**PROMPT:**
Hunt through the lines below for the string "efeccb" and copy each one that has it.

* * * * * * * * *

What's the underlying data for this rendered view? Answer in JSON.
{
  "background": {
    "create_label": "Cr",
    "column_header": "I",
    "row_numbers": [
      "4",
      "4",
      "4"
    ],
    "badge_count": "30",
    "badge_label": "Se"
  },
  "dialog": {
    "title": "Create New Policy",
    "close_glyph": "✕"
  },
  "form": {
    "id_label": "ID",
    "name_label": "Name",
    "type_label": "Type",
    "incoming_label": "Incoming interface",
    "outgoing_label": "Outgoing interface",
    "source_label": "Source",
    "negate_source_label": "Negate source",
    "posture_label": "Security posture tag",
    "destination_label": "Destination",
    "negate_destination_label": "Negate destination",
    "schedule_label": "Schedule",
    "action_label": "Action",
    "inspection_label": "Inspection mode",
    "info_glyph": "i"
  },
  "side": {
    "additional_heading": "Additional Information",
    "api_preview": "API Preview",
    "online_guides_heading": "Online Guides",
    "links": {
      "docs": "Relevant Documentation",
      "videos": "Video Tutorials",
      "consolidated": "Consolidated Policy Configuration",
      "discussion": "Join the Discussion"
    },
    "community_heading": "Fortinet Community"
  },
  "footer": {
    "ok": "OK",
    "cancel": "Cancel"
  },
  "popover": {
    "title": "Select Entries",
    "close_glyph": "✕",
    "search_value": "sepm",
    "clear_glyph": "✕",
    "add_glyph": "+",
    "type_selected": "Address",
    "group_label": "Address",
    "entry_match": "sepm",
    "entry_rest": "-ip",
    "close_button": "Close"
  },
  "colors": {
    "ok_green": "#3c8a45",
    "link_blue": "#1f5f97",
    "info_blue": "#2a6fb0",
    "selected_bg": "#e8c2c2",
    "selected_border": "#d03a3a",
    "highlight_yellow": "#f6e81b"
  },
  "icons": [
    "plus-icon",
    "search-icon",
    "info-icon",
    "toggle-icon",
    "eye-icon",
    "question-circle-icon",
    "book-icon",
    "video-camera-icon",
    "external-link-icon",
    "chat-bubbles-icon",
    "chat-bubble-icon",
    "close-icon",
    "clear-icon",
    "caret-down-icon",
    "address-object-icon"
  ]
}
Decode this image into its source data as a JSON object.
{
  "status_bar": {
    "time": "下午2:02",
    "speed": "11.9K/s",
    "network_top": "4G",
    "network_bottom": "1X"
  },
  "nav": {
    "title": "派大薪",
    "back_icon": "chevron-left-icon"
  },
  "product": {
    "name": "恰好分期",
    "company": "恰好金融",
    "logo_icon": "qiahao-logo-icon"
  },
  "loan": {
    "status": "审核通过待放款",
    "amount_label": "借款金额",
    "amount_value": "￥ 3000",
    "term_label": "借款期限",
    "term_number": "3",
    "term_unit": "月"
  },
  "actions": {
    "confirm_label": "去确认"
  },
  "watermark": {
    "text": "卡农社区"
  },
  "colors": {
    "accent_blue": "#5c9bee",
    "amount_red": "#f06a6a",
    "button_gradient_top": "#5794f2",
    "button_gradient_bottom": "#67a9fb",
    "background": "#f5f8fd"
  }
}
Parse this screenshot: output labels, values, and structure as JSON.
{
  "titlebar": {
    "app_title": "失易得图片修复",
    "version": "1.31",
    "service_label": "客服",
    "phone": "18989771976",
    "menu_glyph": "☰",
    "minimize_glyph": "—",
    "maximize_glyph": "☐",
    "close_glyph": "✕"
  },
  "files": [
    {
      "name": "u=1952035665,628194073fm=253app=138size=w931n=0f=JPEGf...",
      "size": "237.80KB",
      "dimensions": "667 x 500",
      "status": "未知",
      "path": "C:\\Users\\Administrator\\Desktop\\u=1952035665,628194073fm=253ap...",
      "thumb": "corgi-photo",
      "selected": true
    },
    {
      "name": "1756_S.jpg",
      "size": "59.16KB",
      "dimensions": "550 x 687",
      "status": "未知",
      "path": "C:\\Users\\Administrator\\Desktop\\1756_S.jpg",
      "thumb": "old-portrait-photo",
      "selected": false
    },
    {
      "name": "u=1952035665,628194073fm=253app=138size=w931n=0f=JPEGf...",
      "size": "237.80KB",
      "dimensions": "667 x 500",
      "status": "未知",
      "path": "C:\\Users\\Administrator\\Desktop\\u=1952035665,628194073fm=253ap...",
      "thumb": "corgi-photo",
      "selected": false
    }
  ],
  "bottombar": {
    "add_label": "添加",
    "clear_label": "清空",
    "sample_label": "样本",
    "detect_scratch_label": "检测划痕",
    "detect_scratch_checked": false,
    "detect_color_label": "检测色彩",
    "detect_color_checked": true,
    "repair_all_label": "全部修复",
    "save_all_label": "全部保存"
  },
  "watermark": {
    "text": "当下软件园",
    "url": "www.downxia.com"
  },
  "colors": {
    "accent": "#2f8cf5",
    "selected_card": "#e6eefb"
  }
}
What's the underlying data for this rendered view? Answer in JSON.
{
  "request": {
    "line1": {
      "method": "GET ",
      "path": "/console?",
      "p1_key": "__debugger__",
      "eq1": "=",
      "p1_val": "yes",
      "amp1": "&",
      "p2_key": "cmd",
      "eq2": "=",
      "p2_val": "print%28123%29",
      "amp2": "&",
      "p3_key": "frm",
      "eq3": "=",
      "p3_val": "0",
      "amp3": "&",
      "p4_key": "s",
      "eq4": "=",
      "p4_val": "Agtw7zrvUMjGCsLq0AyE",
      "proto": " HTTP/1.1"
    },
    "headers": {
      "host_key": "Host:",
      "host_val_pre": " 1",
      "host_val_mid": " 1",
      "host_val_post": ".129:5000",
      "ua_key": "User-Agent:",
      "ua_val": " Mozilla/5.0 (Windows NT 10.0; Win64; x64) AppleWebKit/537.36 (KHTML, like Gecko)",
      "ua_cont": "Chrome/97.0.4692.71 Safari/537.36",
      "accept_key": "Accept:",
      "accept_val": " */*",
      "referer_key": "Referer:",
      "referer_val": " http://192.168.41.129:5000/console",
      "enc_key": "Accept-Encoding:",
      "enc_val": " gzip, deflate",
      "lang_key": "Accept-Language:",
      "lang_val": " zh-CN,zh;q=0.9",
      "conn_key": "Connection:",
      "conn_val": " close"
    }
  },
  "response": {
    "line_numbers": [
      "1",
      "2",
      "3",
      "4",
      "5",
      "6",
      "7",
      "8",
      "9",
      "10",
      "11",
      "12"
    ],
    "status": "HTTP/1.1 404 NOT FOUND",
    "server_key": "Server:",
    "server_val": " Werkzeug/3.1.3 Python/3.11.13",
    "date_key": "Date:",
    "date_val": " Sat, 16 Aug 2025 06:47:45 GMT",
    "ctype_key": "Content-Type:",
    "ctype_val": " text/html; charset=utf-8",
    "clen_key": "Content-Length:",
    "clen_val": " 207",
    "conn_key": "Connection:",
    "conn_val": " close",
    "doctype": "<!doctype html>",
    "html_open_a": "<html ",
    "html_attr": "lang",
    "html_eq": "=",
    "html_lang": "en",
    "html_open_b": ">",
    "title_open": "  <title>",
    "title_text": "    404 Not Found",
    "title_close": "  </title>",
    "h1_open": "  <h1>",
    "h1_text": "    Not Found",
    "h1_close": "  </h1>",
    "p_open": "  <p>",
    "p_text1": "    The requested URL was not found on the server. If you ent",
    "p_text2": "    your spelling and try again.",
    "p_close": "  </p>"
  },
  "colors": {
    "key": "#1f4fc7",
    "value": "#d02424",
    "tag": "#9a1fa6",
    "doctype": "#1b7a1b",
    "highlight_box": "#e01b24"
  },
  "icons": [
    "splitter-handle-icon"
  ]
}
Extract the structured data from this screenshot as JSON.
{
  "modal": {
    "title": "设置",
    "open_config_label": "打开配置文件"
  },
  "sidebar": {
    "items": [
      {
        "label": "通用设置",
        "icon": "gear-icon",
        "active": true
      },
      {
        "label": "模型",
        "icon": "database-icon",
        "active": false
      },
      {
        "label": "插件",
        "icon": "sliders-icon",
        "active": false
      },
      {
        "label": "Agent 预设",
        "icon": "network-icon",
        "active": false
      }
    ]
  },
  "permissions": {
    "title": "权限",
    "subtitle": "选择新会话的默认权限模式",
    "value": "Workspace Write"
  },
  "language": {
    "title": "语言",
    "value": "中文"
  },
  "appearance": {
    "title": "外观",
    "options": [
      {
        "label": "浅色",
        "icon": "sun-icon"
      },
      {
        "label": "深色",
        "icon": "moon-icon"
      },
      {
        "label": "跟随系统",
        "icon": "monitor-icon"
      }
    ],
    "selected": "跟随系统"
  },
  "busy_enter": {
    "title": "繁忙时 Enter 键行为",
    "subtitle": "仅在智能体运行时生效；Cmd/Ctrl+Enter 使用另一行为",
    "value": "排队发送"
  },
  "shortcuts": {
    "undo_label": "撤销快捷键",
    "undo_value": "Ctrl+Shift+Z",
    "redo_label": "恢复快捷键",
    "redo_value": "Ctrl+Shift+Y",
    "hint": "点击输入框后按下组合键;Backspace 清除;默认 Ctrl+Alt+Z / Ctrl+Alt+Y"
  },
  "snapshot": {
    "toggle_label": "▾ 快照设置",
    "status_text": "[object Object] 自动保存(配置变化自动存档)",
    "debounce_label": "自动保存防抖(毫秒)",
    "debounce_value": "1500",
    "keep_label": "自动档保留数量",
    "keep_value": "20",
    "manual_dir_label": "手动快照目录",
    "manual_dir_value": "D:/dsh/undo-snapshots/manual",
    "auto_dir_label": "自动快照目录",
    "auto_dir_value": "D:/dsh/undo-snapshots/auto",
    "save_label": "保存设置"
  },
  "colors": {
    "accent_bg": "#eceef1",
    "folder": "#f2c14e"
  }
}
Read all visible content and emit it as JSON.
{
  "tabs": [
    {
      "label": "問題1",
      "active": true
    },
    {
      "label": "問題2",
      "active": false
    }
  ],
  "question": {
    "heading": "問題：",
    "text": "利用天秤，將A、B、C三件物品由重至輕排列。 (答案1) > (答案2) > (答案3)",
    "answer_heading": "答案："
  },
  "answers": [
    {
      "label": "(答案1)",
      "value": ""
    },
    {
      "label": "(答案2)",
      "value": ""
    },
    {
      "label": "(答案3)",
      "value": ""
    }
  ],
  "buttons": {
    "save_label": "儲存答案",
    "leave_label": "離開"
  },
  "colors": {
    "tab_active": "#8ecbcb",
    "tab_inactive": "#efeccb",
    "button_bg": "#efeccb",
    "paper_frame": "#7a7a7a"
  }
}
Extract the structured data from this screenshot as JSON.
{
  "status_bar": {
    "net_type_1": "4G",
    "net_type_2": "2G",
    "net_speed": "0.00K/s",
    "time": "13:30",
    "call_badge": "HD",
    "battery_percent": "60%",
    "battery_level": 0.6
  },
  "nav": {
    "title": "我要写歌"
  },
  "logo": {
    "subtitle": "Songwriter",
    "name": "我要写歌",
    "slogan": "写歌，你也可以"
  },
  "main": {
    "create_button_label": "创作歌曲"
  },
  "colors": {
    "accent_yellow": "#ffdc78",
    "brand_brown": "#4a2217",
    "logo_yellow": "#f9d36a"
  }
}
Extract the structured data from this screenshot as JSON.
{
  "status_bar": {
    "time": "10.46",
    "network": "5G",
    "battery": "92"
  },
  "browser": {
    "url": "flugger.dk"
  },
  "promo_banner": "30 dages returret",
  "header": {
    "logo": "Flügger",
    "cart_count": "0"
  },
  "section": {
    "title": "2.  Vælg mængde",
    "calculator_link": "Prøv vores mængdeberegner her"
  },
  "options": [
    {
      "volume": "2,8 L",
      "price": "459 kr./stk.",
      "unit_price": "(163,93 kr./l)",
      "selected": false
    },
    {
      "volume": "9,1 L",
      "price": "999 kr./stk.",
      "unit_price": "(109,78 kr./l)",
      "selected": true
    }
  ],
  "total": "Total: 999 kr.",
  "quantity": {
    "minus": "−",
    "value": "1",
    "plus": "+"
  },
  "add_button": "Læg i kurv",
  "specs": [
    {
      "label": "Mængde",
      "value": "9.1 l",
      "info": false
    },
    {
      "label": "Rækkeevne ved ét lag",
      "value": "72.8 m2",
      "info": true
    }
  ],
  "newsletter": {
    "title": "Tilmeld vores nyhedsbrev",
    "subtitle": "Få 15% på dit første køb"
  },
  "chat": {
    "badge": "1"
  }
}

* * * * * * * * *

**EXERCISE OUTPUT:**
    "tab_inactive": "#efeccb",
    "button_bg": "#efeccb",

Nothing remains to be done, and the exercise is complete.